DATA TO PROCESS Block Start

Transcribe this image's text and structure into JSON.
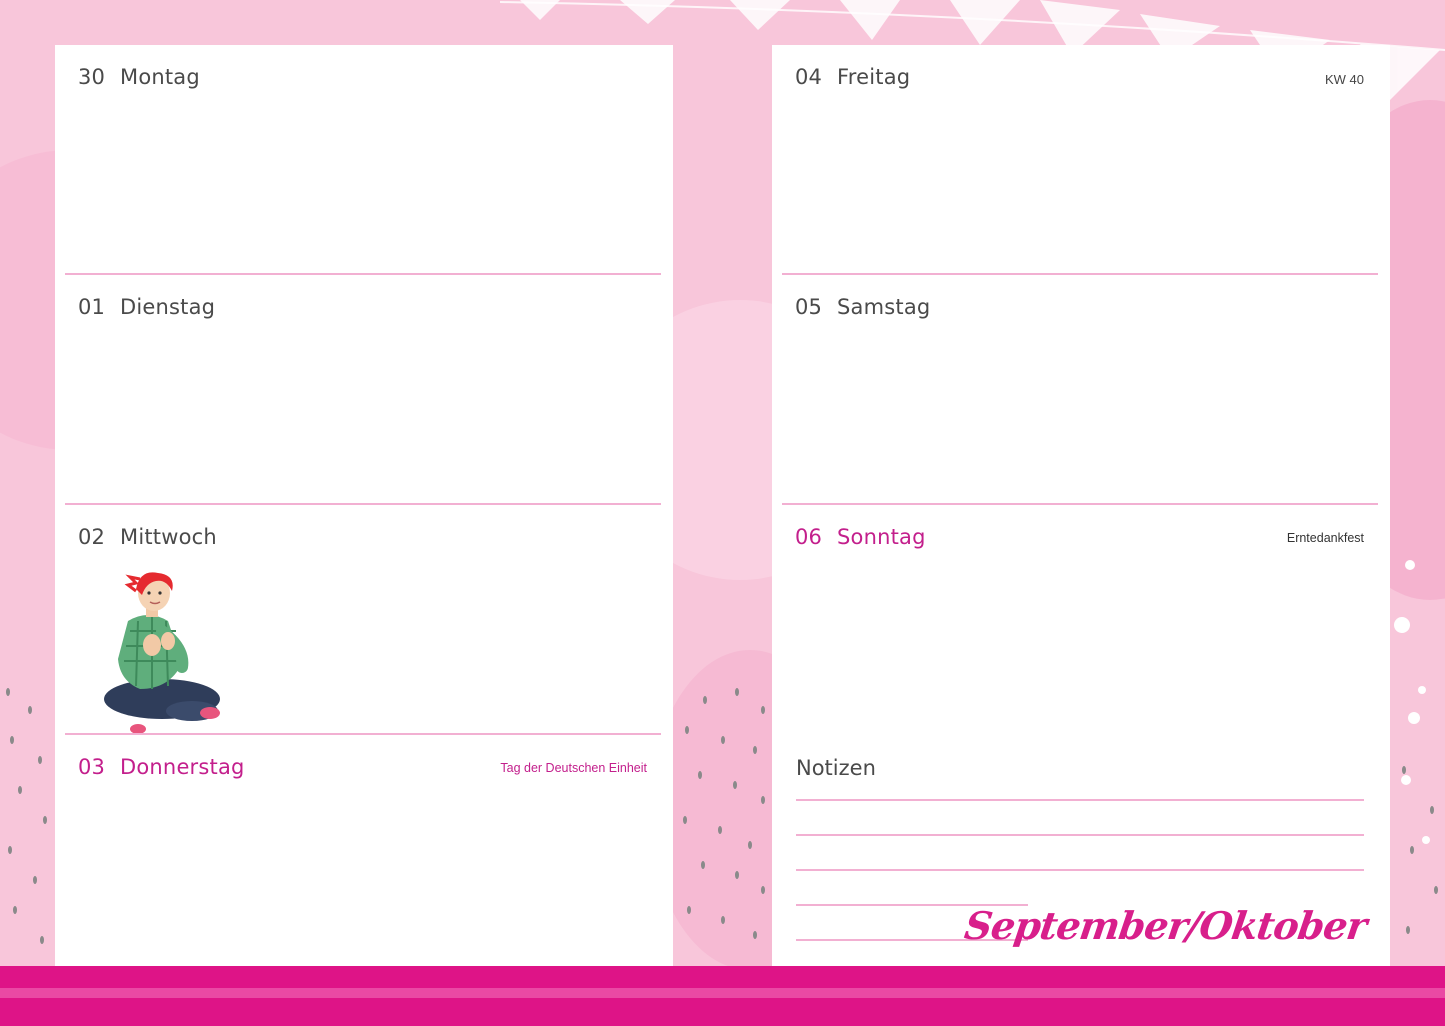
{
  "left_page": {
    "days": [
      {
        "num": "30",
        "name": "Montag",
        "note": ""
      },
      {
        "num": "01",
        "name": "Dienstag",
        "note": ""
      },
      {
        "num": "02",
        "name": "Mittwoch",
        "note": ""
      },
      {
        "num": "03",
        "name": "Donnerstag",
        "note": "Tag der Deutschen Einheit"
      }
    ]
  },
  "right_page": {
    "week_label": "KW 40",
    "days": [
      {
        "num": "04",
        "name": "Freitag",
        "note": ""
      },
      {
        "num": "05",
        "name": "Samstag",
        "note": ""
      },
      {
        "num": "06",
        "name": "Sonntag",
        "note": "Erntedankfest"
      }
    ],
    "notes_label": "Notizen",
    "month_label": "September/Oktober"
  },
  "colors": {
    "accent": "#de1487",
    "holiday_text": "#c31f8c",
    "rule": "#f2b0d2",
    "background": "#f8c6da"
  },
  "illustrations": [
    "girl-sitting-illustration",
    "pennant-bunting-decoration",
    "dot-pattern-decoration"
  ]
}
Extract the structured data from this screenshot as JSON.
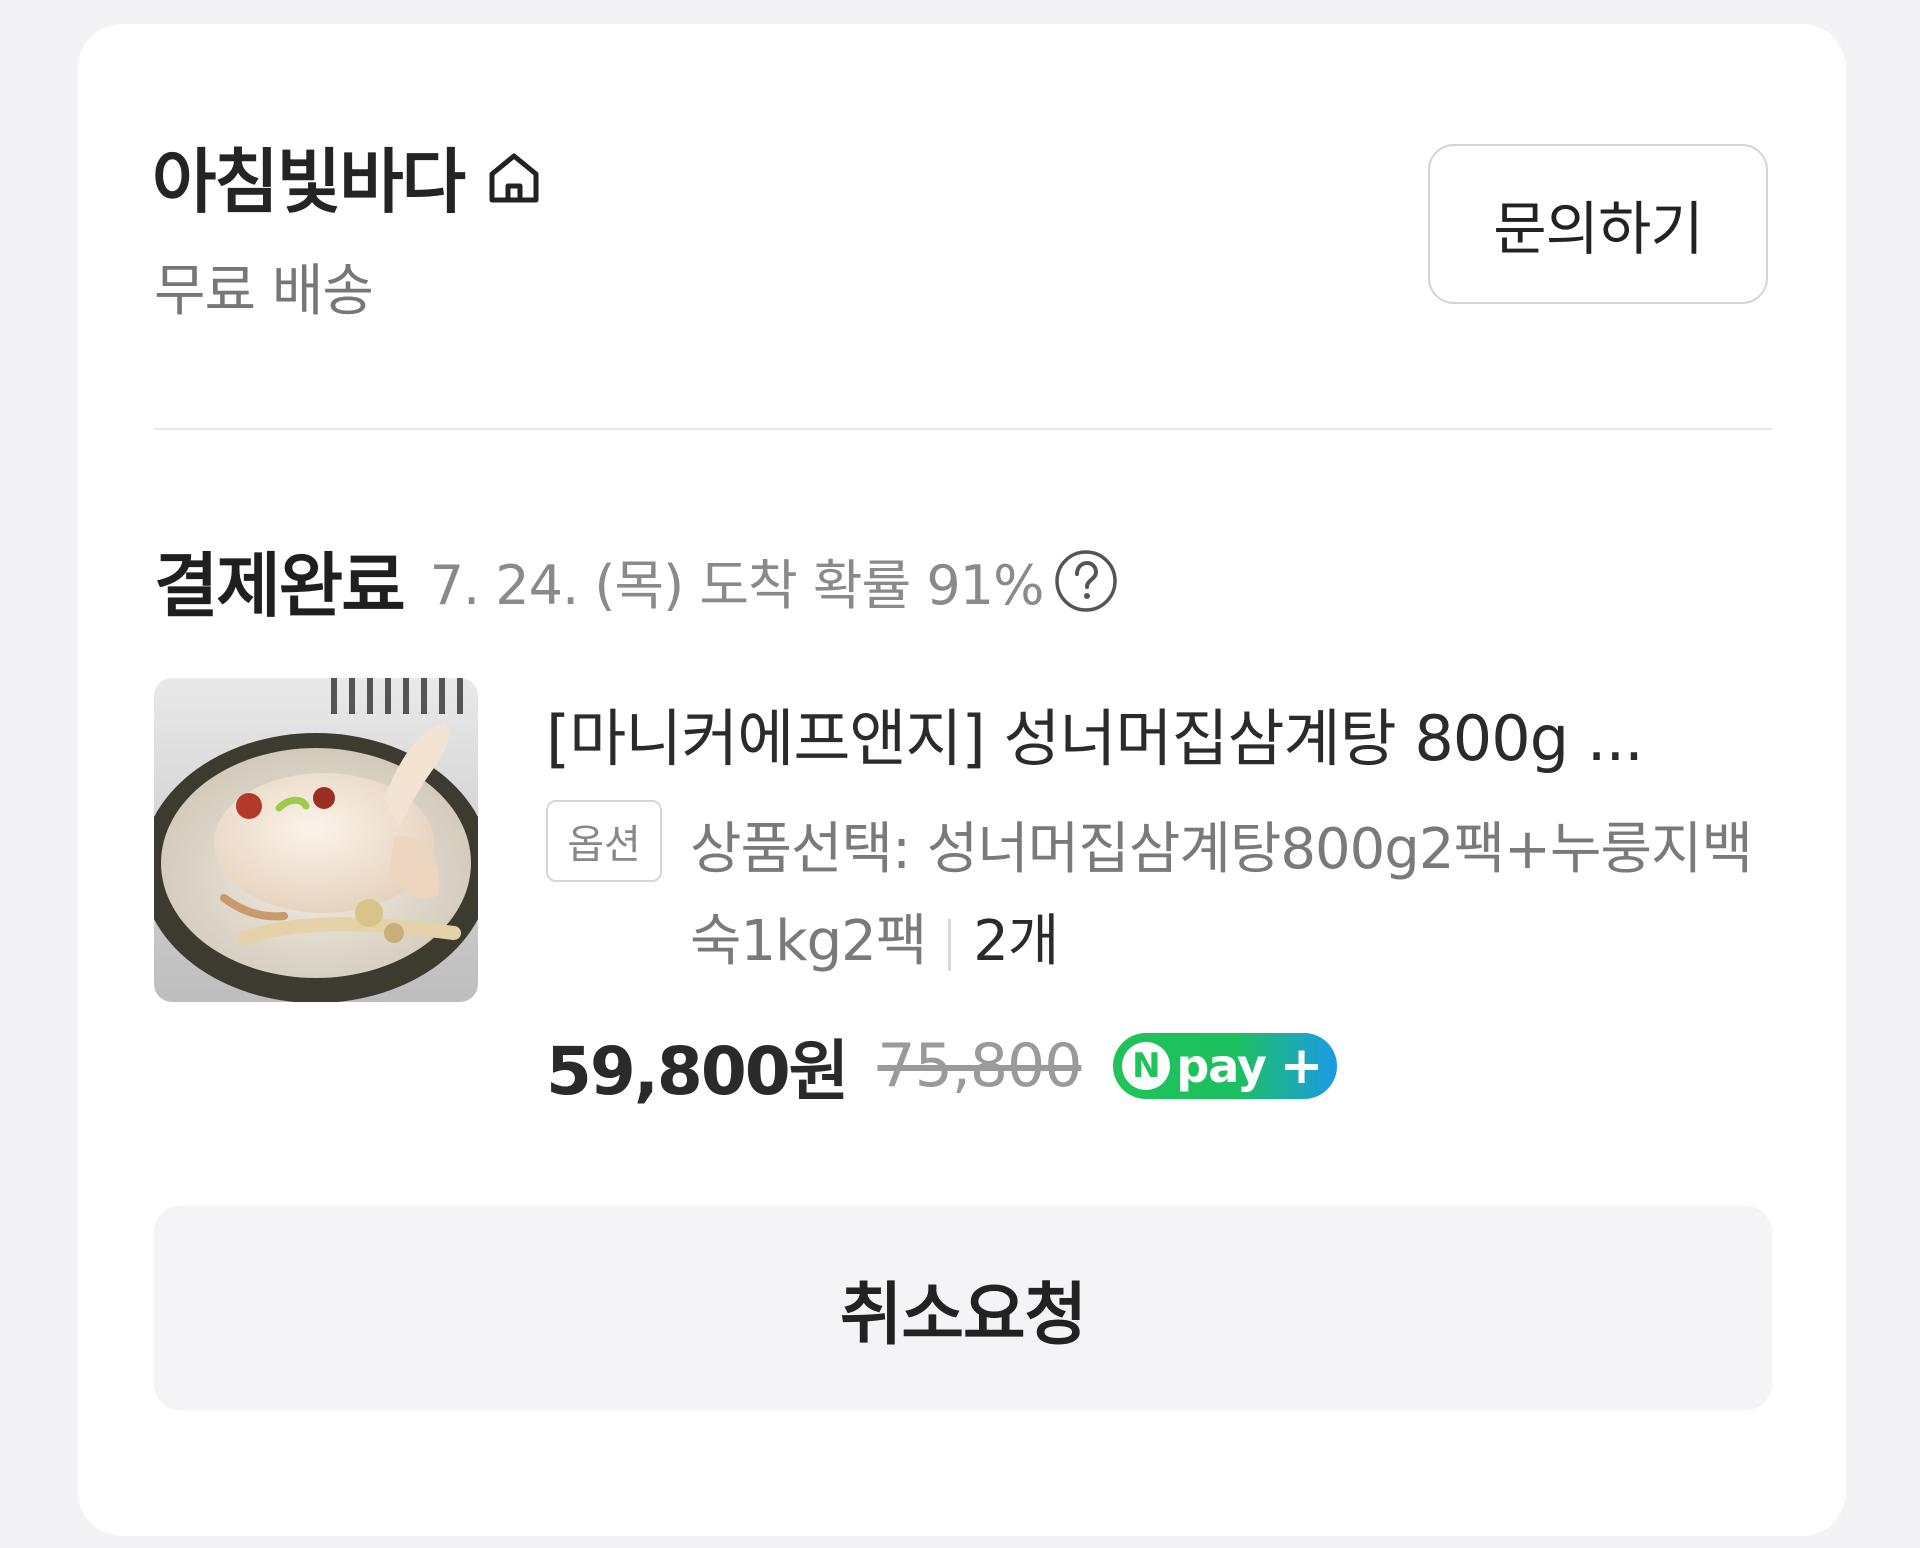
{
  "store": {
    "name": "아침빛바다",
    "home_icon": "home-icon",
    "shipping": "무료 배송",
    "inquiry_label": "문의하기"
  },
  "order": {
    "status": "결제완료",
    "arrival": "7. 24. (목) 도착 확률 91%",
    "help_icon": "question-circle-icon"
  },
  "product": {
    "title": "[마니커에프앤지] 성너머집삼계탕 800g ...",
    "option_badge": "옵션",
    "option_text": "상품선택: 성너머집삼계탕800g2팩+누룽지백숙1kg2팩",
    "quantity": "2개",
    "price": "59,800원",
    "original_price": "75,800",
    "pay_badge": {
      "n": "N",
      "text": "pay",
      "plus": "+",
      "colors": [
        "#1ec45a",
        "#1a9be8"
      ]
    }
  },
  "actions": {
    "cancel_label": "취소요청"
  }
}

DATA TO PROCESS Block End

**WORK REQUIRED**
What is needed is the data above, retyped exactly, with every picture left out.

**ANSWER TO THE PROBLEM**
Transcribe this image's text and structure into JSON.
{
  "left_page": {
    "days": [
      {
        "num": "30",
        "name": "Montag",
        "note": ""
      },
      {
        "num": "01",
        "name": "Dienstag",
        "note": ""
      },
      {
        "num": "02",
        "name": "Mittwoch",
        "note": ""
      },
      {
        "num": "03",
        "name": "Donnerstag",
        "note": "Tag der Deutschen Einheit"
      }
    ]
  },
  "right_page": {
    "week_label": "KW 40",
    "days": [
      {
        "num": "04",
        "name": "Freitag",
        "note": ""
      },
      {
        "num": "05",
        "name": "Samstag",
        "note": ""
      },
      {
        "num": "06",
        "name": "Sonntag",
        "note": "Erntedankfest"
      }
    ],
    "notes_label": "Notizen",
    "month_label": "September/Oktober"
  },
  "colors": {
    "accent": "#de1487",
    "holiday_text": "#c31f8c",
    "rule": "#f2b0d2",
    "background": "#f8c6da"
  },
  "illustrations": [
    "girl-sitting-illustration",
    "pennant-bunting-decoration",
    "dot-pattern-decoration"
  ]
}
Extract the structured data from this screenshot as JSON.
{
  "store": {
    "name": "아침빛바다",
    "home_icon": "home-icon",
    "shipping": "무료 배송",
    "inquiry_label": "문의하기"
  },
  "order": {
    "status": "결제완료",
    "arrival": "7. 24. (목) 도착 확률 91%",
    "help_icon": "question-circle-icon"
  },
  "product": {
    "title": "[마니커에프앤지] 성너머집삼계탕 800g ...",
    "option_badge": "옵션",
    "option_text": "상품선택: 성너머집삼계탕800g2팩+누룽지백숙1kg2팩",
    "quantity": "2개",
    "price": "59,800원",
    "original_price": "75,800",
    "pay_badge": {
      "n": "N",
      "text": "pay",
      "plus": "+",
      "colors": [
        "#1ec45a",
        "#1a9be8"
      ]
    }
  },
  "actions": {
    "cancel_label": "취소요청"
  }
}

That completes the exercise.